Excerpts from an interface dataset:

-------

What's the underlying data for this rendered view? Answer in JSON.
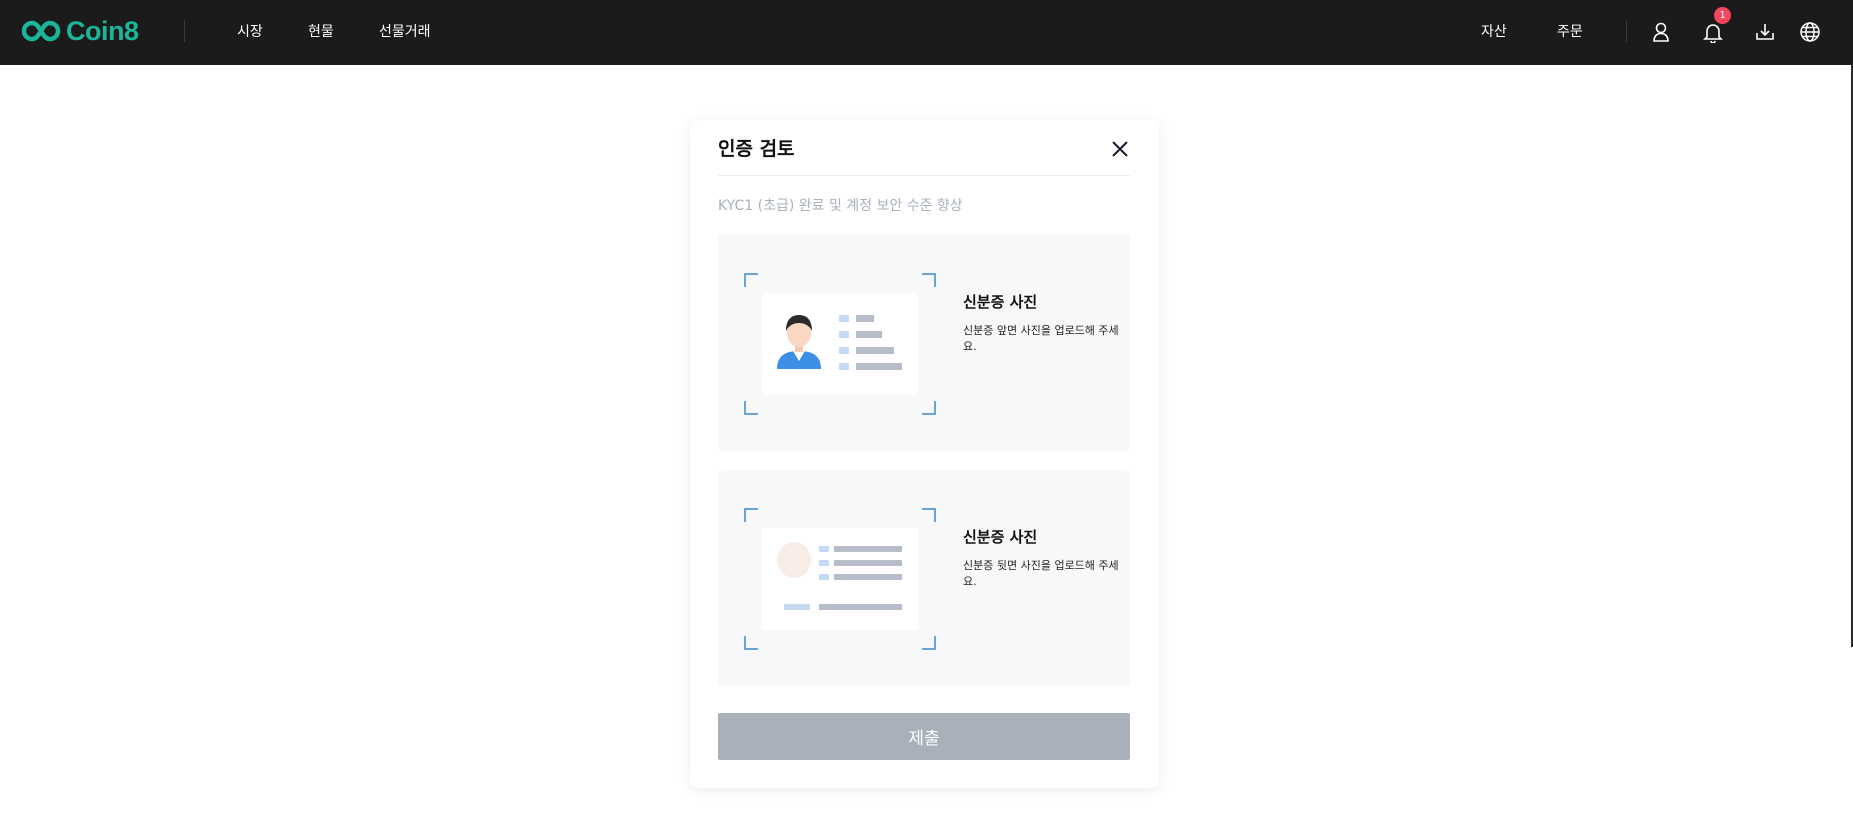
{
  "brand": {
    "name": "Coin8",
    "color": "#19b69a"
  },
  "nav": {
    "items": [
      {
        "label": "시장"
      },
      {
        "label": "현물"
      },
      {
        "label": "선물거래"
      }
    ]
  },
  "header_right": {
    "assets_label": "자산",
    "orders_label": "주문",
    "notification_count": "1",
    "icons": [
      "user-icon",
      "bell-icon",
      "download-icon",
      "globe-icon"
    ]
  },
  "modal": {
    "title": "인증 검토",
    "subtitle": "KYC1 (초급) 완료 및 계정 보안 수준 향상",
    "cards": [
      {
        "title": "신분증 사진",
        "description": "신분증 앞면 사진을 업로드해 주세요.",
        "illustration": "id-card-front"
      },
      {
        "title": "신분증 사진",
        "description": "신분증 뒷면 사진을 업로드해 주세요.",
        "illustration": "id-card-back"
      }
    ],
    "submit_label": "제출"
  },
  "colors": {
    "header_bg": "#1b1b1b",
    "submit_disabled": "#a8b0b9",
    "badge": "#f5465d",
    "frame_corner": "#6aa3d8"
  }
}
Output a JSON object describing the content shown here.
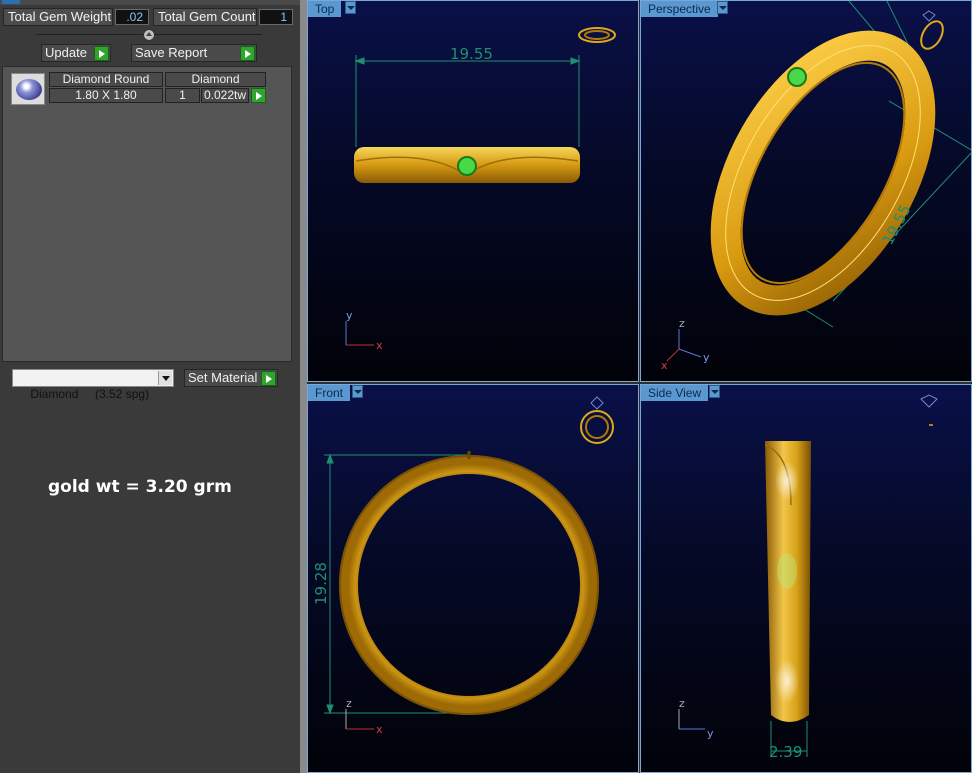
{
  "gem_panel": {
    "total_weight_label": "Total Gem Weight",
    "total_weight_value": ".02",
    "total_count_label": "Total Gem Count",
    "total_count_value": "1",
    "update_label": "Update",
    "save_report_label": "Save Report",
    "columns": [
      "Diamond Round",
      "Diamond"
    ],
    "row": {
      "size": "1.80 X 1.80",
      "count": "1",
      "weight": "0.022tw"
    }
  },
  "material": {
    "selected": "Diamond     (3.52 spg)",
    "set_label": "Set Material"
  },
  "note": "gold wt = 3.20 grm",
  "viewports": {
    "top": {
      "label": "Top",
      "dimension": "19.55",
      "axes": [
        "y",
        "x"
      ]
    },
    "perspective": {
      "label": "Perspective",
      "dimension": "19.55",
      "axes": [
        "z",
        "y",
        "x"
      ]
    },
    "front": {
      "label": "Front",
      "dimension": "19.28",
      "axes": [
        "z",
        "x"
      ]
    },
    "side": {
      "label": "Side View",
      "dimension": "2.39",
      "axes": [
        "z",
        "y"
      ]
    }
  },
  "colors": {
    "gold": "#e0a818",
    "dimension": "#1f8f73",
    "gem": "#48d848",
    "viewport_tab": "#5a98d2"
  }
}
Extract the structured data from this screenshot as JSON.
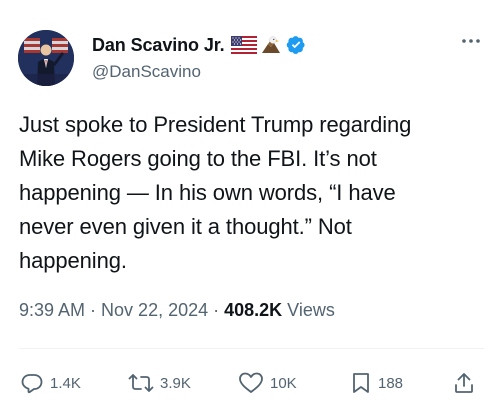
{
  "author": {
    "display_name": "Dan Scavino Jr.",
    "handle": "@DanScavino",
    "verified": true
  },
  "tweet": {
    "lines": [
      "Just spoke to President Trump regarding",
      "Mike Rogers going to the FBI. It’s not",
      "happening — In his own words, “I have",
      "never even given it a thought.” Not",
      "happening."
    ]
  },
  "meta": {
    "time": "9:39 AM",
    "separator": "·",
    "date": "Nov 22, 2024",
    "views_count": "408.2K",
    "views_label": "Views"
  },
  "actions": {
    "replies": "1.4K",
    "reposts": "3.9K",
    "likes": "10K",
    "bookmarks": "188"
  },
  "colors": {
    "text": "#0f1419",
    "secondary": "#536471",
    "verified": "#1d9bf0",
    "divider": "#eff3f4"
  }
}
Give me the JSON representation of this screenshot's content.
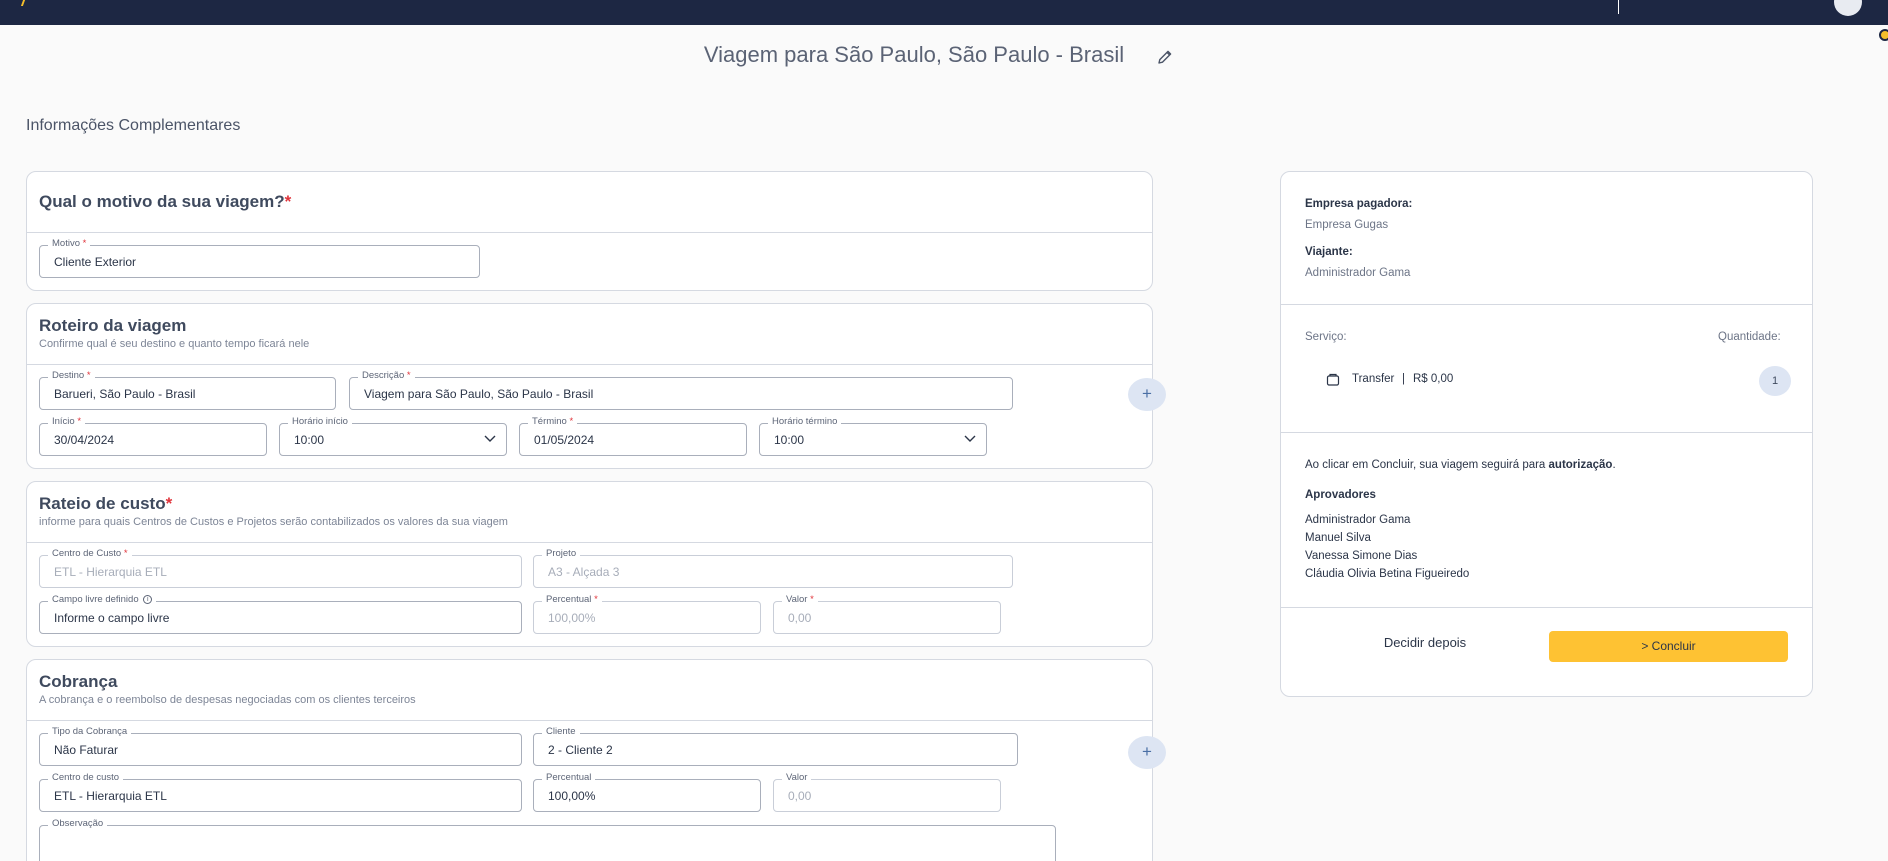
{
  "header": {
    "trip_title": "Viagem para São Paulo, São Paulo - Brasil",
    "brand_color": "#1d2743",
    "accent_color": "#fec233"
  },
  "section_title": "Informações Complementares",
  "motivo_card": {
    "title": "Qual o motivo da sua viagem?",
    "required_mark": "*",
    "motivo": {
      "label": "Motivo",
      "value": "Cliente Exterior"
    }
  },
  "roteiro_card": {
    "title": "Roteiro da viagem",
    "subtitle": "Confirme qual é seu destino e quanto tempo ficará nele",
    "destino": {
      "label": "Destino",
      "value": "Barueri, São Paulo - Brasil"
    },
    "descricao": {
      "label": "Descrição",
      "value": "Viagem para São Paulo, São Paulo - Brasil"
    },
    "inicio": {
      "label": "Início",
      "value": "30/04/2024"
    },
    "horario_inicio": {
      "label": "Horário início",
      "value": "10:00"
    },
    "termino": {
      "label": "Término",
      "value": "01/05/2024"
    },
    "horario_termino": {
      "label": "Horário término",
      "value": "10:00"
    },
    "add_label": "+"
  },
  "rateio_card": {
    "title": "Rateio de custo",
    "subtitle": "informe para quais Centros de Custos e Projetos serão contabilizados os valores da sua viagem",
    "centro_custo": {
      "label": "Centro de Custo",
      "value": "ETL - Hierarquia ETL"
    },
    "projeto": {
      "label": "Projeto",
      "value": "A3 - Alçada 3"
    },
    "campo_livre": {
      "label": "Campo livre definido",
      "info": "i",
      "value": "Informe o campo livre"
    },
    "percentual": {
      "label": "Percentual",
      "value": "100,00%"
    },
    "valor": {
      "label": "Valor",
      "value": "0,00"
    }
  },
  "cobranca_card": {
    "title": "Cobrança",
    "subtitle": "A cobrança e o reembolso de despesas negociadas com os clientes terceiros",
    "tipo": {
      "label": "Tipo da Cobrança",
      "value": "Não Faturar"
    },
    "cliente": {
      "label": "Cliente",
      "value": "2 - Cliente 2"
    },
    "centro_custo": {
      "label": "Centro de custo",
      "value": "ETL - Hierarquia ETL"
    },
    "percentual": {
      "label": "Percentual",
      "value": "100,00%"
    },
    "valor": {
      "label": "Valor",
      "value": "0,00"
    },
    "observacao": {
      "label": "Observação"
    },
    "add_label": "+"
  },
  "summary": {
    "empresa_label": "Empresa pagadora:",
    "empresa_value": "Empresa Gugas",
    "viajante_label": "Viajante:",
    "viajante_value": "Administrador Gama",
    "servico_label": "Serviço:",
    "quantidade_label": "Quantidade:",
    "service_name": "Transfer",
    "service_sep": "|",
    "service_price": "R$ 0,00",
    "service_qty": "1",
    "notice_prefix": "Ao clicar em Concluir, sua viagem seguirá para ",
    "notice_bold": "autorização",
    "notice_suffix": ".",
    "approvers_label": "Aprovadores",
    "approvers": [
      "Administrador Gama",
      "Manuel Silva",
      "Vanessa Simone Dias",
      "Cláudia Olivia Betina Figueiredo"
    ],
    "decide_later": "Decidir depois",
    "conclude": "> Concluir"
  }
}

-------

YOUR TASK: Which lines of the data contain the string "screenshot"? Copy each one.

YOUR RESPONSE:
Extract the structured data from this screenshot as JSON.
Give me the JSON representation of this screenshot's content.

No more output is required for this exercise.